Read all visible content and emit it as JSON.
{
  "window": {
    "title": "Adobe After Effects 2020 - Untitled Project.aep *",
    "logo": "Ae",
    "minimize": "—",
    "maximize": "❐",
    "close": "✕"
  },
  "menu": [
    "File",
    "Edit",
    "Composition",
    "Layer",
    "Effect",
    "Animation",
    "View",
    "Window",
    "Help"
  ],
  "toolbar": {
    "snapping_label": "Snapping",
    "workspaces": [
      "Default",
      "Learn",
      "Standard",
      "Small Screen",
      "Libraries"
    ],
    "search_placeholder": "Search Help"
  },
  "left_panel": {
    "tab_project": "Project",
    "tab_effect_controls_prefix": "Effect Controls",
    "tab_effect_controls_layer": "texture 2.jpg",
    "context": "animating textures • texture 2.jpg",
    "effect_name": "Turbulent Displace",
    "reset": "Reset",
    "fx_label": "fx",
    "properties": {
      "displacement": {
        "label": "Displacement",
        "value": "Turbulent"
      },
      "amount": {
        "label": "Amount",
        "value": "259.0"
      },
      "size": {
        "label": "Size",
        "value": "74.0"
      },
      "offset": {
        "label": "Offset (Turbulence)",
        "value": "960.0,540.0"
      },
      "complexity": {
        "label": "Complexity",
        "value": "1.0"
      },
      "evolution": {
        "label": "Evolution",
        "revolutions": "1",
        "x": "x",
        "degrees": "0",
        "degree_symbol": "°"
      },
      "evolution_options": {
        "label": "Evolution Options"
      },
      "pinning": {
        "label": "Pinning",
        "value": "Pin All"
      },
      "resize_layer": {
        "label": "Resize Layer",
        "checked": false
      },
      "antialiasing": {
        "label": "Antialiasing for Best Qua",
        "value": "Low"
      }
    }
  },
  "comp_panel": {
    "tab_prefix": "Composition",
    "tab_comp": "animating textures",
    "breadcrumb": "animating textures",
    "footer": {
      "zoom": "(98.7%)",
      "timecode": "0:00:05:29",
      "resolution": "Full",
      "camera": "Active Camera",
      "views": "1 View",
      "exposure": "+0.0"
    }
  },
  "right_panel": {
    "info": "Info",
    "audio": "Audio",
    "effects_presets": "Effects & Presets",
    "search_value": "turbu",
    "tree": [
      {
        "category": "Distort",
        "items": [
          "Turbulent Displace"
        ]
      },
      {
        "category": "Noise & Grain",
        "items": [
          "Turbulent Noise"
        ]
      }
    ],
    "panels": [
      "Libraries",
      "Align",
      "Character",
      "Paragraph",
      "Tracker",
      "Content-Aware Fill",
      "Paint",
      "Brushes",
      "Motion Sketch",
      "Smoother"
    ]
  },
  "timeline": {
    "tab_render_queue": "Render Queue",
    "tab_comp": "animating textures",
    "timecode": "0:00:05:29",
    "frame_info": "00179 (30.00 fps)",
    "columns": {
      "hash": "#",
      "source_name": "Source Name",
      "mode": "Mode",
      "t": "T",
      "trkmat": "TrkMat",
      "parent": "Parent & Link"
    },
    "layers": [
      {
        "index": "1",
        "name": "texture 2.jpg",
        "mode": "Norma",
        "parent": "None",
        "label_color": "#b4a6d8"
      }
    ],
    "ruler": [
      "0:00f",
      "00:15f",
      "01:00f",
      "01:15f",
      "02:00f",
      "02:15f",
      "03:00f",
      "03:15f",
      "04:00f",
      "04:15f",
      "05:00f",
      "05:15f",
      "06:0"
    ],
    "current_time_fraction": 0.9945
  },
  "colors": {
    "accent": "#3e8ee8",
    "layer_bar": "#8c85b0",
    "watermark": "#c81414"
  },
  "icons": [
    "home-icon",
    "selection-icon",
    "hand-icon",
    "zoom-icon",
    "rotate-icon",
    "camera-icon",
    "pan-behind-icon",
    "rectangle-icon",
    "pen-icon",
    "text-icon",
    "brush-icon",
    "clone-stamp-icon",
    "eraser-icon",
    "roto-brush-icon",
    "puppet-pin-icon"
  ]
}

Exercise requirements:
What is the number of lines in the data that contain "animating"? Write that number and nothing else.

Expected answer:
4